== Segment start ==

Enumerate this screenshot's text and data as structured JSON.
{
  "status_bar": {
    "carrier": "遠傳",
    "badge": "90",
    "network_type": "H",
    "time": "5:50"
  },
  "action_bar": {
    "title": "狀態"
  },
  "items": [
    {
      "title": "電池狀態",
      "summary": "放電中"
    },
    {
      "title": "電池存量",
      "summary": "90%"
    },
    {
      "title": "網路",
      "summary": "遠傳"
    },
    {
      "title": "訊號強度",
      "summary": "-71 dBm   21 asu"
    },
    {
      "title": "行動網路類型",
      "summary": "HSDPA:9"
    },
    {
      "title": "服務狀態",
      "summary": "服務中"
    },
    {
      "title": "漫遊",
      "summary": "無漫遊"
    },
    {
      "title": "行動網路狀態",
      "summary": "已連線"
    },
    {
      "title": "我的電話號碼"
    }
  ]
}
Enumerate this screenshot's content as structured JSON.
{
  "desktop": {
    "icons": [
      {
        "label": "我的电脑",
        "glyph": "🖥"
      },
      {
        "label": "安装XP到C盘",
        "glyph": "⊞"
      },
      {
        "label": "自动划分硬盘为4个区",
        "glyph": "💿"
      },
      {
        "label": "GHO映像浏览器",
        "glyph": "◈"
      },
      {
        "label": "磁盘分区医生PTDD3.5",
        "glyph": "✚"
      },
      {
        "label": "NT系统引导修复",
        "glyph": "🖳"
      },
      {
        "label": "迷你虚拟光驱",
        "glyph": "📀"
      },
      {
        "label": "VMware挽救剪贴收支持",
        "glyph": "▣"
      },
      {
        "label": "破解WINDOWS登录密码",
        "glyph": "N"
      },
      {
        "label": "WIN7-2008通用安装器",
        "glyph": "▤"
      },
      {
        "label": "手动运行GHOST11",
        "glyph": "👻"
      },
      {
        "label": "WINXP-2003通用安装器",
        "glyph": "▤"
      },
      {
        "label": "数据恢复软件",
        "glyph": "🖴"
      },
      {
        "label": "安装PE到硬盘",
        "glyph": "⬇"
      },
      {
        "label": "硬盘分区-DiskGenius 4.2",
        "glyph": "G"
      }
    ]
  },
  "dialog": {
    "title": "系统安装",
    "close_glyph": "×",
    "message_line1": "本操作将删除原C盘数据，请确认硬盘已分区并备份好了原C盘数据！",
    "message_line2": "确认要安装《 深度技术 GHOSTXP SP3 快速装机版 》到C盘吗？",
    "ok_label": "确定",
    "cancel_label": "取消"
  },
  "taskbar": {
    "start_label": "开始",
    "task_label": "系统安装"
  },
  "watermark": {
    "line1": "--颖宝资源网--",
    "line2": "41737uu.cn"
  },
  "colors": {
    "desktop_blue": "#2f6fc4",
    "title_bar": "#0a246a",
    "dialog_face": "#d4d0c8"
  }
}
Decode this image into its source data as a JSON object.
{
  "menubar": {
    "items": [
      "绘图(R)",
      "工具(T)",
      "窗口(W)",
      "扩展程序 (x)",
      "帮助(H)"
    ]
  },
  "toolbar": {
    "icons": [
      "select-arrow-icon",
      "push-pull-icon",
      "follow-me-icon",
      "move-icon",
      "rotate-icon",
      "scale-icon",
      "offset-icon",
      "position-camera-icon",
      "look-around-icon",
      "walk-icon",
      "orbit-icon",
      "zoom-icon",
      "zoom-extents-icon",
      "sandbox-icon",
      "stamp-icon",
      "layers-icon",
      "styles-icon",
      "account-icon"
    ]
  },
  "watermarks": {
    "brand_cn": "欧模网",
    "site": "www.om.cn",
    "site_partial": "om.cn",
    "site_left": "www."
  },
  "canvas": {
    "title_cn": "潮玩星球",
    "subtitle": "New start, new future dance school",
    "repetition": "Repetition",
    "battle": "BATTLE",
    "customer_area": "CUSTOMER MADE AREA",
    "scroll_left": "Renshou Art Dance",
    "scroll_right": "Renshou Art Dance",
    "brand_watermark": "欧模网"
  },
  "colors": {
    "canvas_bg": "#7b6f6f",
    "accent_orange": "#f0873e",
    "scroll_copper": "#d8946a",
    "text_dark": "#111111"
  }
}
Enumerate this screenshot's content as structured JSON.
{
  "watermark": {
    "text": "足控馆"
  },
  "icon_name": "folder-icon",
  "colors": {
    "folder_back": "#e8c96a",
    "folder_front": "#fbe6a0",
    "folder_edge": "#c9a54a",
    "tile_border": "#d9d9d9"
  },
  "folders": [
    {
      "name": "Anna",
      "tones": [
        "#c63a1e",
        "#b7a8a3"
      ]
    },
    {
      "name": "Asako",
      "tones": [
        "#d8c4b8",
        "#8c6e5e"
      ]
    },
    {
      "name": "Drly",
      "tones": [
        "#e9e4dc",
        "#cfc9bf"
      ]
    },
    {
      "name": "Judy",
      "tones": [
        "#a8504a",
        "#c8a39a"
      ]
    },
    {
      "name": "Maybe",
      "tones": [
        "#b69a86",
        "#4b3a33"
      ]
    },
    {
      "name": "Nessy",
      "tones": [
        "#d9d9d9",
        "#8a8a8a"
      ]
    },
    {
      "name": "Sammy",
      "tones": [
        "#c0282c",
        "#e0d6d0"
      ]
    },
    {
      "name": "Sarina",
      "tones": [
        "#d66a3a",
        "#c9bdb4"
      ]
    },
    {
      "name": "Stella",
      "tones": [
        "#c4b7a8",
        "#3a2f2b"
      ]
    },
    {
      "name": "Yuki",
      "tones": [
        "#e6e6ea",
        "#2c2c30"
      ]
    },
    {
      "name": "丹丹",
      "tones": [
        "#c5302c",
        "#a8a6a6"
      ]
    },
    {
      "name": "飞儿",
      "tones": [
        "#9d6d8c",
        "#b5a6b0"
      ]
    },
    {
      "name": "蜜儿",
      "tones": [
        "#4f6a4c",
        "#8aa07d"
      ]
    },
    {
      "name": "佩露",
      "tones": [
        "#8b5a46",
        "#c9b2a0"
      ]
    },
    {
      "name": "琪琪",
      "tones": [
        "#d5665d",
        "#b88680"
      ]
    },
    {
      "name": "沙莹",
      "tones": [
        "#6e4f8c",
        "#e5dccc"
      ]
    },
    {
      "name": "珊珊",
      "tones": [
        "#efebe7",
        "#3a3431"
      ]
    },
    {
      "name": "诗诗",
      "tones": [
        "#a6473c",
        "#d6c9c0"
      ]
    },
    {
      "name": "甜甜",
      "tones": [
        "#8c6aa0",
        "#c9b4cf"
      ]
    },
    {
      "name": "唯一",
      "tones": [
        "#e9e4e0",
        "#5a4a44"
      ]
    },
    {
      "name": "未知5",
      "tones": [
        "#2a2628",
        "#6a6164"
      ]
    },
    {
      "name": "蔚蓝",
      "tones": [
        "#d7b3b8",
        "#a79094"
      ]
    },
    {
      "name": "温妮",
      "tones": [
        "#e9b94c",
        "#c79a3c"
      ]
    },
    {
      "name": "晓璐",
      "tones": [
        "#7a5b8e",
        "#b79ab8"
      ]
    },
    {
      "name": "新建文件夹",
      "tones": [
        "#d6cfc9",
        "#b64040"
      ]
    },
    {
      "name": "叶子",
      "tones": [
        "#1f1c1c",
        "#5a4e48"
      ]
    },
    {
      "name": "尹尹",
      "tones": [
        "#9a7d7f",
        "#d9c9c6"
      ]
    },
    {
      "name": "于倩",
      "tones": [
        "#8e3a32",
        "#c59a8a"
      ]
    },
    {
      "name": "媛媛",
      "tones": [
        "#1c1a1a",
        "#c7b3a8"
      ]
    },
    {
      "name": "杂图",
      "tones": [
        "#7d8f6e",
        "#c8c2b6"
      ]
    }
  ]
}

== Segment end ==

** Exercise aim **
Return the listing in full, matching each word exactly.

** Written solution **
Enumerate this screenshot's text and data as structured JSON.
{
  "status_bar": {
    "carrier": "遠傳",
    "badge": "90",
    "network_type": "H",
    "time": "5:50"
  },
  "action_bar": {
    "title": "狀態"
  },
  "items": [
    {
      "title": "電池狀態",
      "summary": "放電中"
    },
    {
      "title": "電池存量",
      "summary": "90%"
    },
    {
      "title": "網路",
      "summary": "遠傳"
    },
    {
      "title": "訊號強度",
      "summary": "-71 dBm   21 asu"
    },
    {
      "title": "行動網路類型",
      "summary": "HSDPA:9"
    },
    {
      "title": "服務狀態",
      "summary": "服務中"
    },
    {
      "title": "漫遊",
      "summary": "無漫遊"
    },
    {
      "title": "行動網路狀態",
      "summary": "已連線"
    },
    {
      "title": "我的電話號碼"
    }
  ]
}
Enumerate this screenshot's content as structured JSON.
{
  "desktop": {
    "icons": [
      {
        "label": "我的电脑",
        "glyph": "🖥"
      },
      {
        "label": "安装XP到C盘",
        "glyph": "⊞"
      },
      {
        "label": "自动划分硬盘为4个区",
        "glyph": "💿"
      },
      {
        "label": "GHO映像浏览器",
        "glyph": "◈"
      },
      {
        "label": "磁盘分区医生PTDD3.5",
        "glyph": "✚"
      },
      {
        "label": "NT系统引导修复",
        "glyph": "🖳"
      },
      {
        "label": "迷你虚拟光驱",
        "glyph": "📀"
      },
      {
        "label": "VMware挽救剪贴收支持",
        "glyph": "▣"
      },
      {
        "label": "破解WINDOWS登录密码",
        "glyph": "N"
      },
      {
        "label": "WIN7-2008通用安装器",
        "glyph": "▤"
      },
      {
        "label": "手动运行GHOST11",
        "glyph": "👻"
      },
      {
        "label": "WINXP-2003通用安装器",
        "glyph": "▤"
      },
      {
        "label": "数据恢复软件",
        "glyph": "🖴"
      },
      {
        "label": "安装PE到硬盘",
        "glyph": "⬇"
      },
      {
        "label": "硬盘分区-DiskGenius 4.2",
        "glyph": "G"
      }
    ]
  },
  "dialog": {
    "title": "系统安装",
    "close_glyph": "×",
    "message_line1": "本操作将删除原C盘数据，请确认硬盘已分区并备份好了原C盘数据！",
    "message_line2": "确认要安装《 深度技术 GHOSTXP SP3 快速装机版 》到C盘吗？",
    "ok_label": "确定",
    "cancel_label": "取消"
  },
  "taskbar": {
    "start_label": "开始",
    "task_label": "系统安装"
  },
  "watermark": {
    "line1": "--颖宝资源网--",
    "line2": "41737uu.cn"
  },
  "colors": {
    "desktop_blue": "#2f6fc4",
    "title_bar": "#0a246a",
    "dialog_face": "#d4d0c8"
  }
}
Decode this image into its source data as a JSON object.
{
  "menubar": {
    "items": [
      "绘图(R)",
      "工具(T)",
      "窗口(W)",
      "扩展程序 (x)",
      "帮助(H)"
    ]
  },
  "toolbar": {
    "icons": [
      "select-arrow-icon",
      "push-pull-icon",
      "follow-me-icon",
      "move-icon",
      "rotate-icon",
      "scale-icon",
      "offset-icon",
      "position-camera-icon",
      "look-around-icon",
      "walk-icon",
      "orbit-icon",
      "zoom-icon",
      "zoom-extents-icon",
      "sandbox-icon",
      "stamp-icon",
      "layers-icon",
      "styles-icon",
      "account-icon"
    ]
  },
  "watermarks": {
    "brand_cn": "欧模网",
    "site": "www.om.cn",
    "site_partial": "om.cn",
    "site_left": "www."
  },
  "canvas": {
    "title_cn": "潮玩星球",
    "subtitle": "New start, new future dance school",
    "repetition": "Repetition",
    "battle": "BATTLE",
    "customer_area": "CUSTOMER MADE AREA",
    "scroll_left": "Renshou Art Dance",
    "scroll_right": "Renshou Art Dance",
    "brand_watermark": "欧模网"
  },
  "colors": {
    "canvas_bg": "#7b6f6f",
    "accent_orange": "#f0873e",
    "scroll_copper": "#d8946a",
    "text_dark": "#111111"
  }
}
Enumerate this screenshot's content as structured JSON.
{
  "watermark": {
    "text": "足控馆"
  },
  "icon_name": "folder-icon",
  "colors": {
    "folder_back": "#e8c96a",
    "folder_front": "#fbe6a0",
    "folder_edge": "#c9a54a",
    "tile_border": "#d9d9d9"
  },
  "folders": [
    {
      "name": "Anna",
      "tones": [
        "#c63a1e",
        "#b7a8a3"
      ]
    },
    {
      "name": "Asako",
      "tones": [
        "#d8c4b8",
        "#8c6e5e"
      ]
    },
    {
      "name": "Drly",
      "tones": [
        "#e9e4dc",
        "#cfc9bf"
      ]
    },
    {
      "name": "Judy",
      "tones": [
        "#a8504a",
        "#c8a39a"
      ]
    },
    {
      "name": "Maybe",
      "tones": [
        "#b69a86",
        "#4b3a33"
      ]
    },
    {
      "name": "Nessy",
      "tones": [
        "#d9d9d9",
        "#8a8a8a"
      ]
    },
    {
      "name": "Sammy",
      "tones": [
        "#c0282c",
        "#e0d6d0"
      ]
    },
    {
      "name": "Sarina",
      "tones": [
        "#d66a3a",
        "#c9bdb4"
      ]
    },
    {
      "name": "Stella",
      "tones": [
        "#c4b7a8",
        "#3a2f2b"
      ]
    },
    {
      "name": "Yuki",
      "tones": [
        "#e6e6ea",
        "#2c2c30"
      ]
    },
    {
      "name": "丹丹",
      "tones": [
        "#c5302c",
        "#a8a6a6"
      ]
    },
    {
      "name": "飞儿",
      "tones": [
        "#9d6d8c",
        "#b5a6b0"
      ]
    },
    {
      "name": "蜜儿",
      "tones": [
        "#4f6a4c",
        "#8aa07d"
      ]
    },
    {
      "name": "佩露",
      "tones": [
        "#8b5a46",
        "#c9b2a0"
      ]
    },
    {
      "name": "琪琪",
      "tones": [
        "#d5665d",
        "#b88680"
      ]
    },
    {
      "name": "沙莹",
      "tones": [
        "#6e4f8c",
        "#e5dccc"
      ]
    },
    {
      "name": "珊珊",
      "tones": [
        "#efebe7",
        "#3a3431"
      ]
    },
    {
      "name": "诗诗",
      "tones": [
        "#a6473c",
        "#d6c9c0"
      ]
    },
    {
      "name": "甜甜",
      "tones": [
        "#8c6aa0",
        "#c9b4cf"
      ]
    },
    {
      "name": "唯一",
      "tones": [
        "#e9e4e0",
        "#5a4a44"
      ]
    },
    {
      "name": "未知5",
      "tones": [
        "#2a2628",
        "#6a6164"
      ]
    },
    {
      "name": "蔚蓝",
      "tones": [
        "#d7b3b8",
        "#a79094"
      ]
    },
    {
      "name": "温妮",
      "tones": [
        "#e9b94c",
        "#c79a3c"
      ]
    },
    {
      "name": "晓璐",
      "tones": [
        "#7a5b8e",
        "#b79ab8"
      ]
    },
    {
      "name": "新建文件夹",
      "tones": [
        "#d6cfc9",
        "#b64040"
      ]
    },
    {
      "name": "叶子",
      "tones": [
        "#1f1c1c",
        "#5a4e48"
      ]
    },
    {
      "name": "尹尹",
      "tones": [
        "#9a7d7f",
        "#d9c9c6"
      ]
    },
    {
      "name": "于倩",
      "tones": [
        "#8e3a32",
        "#c59a8a"
      ]
    },
    {
      "name": "媛媛",
      "tones": [
        "#1c1a1a",
        "#c7b3a8"
      ]
    },
    {
      "name": "杂图",
      "tones": [
        "#7d8f6e",
        "#c8c2b6"
      ]
    }
  ]
}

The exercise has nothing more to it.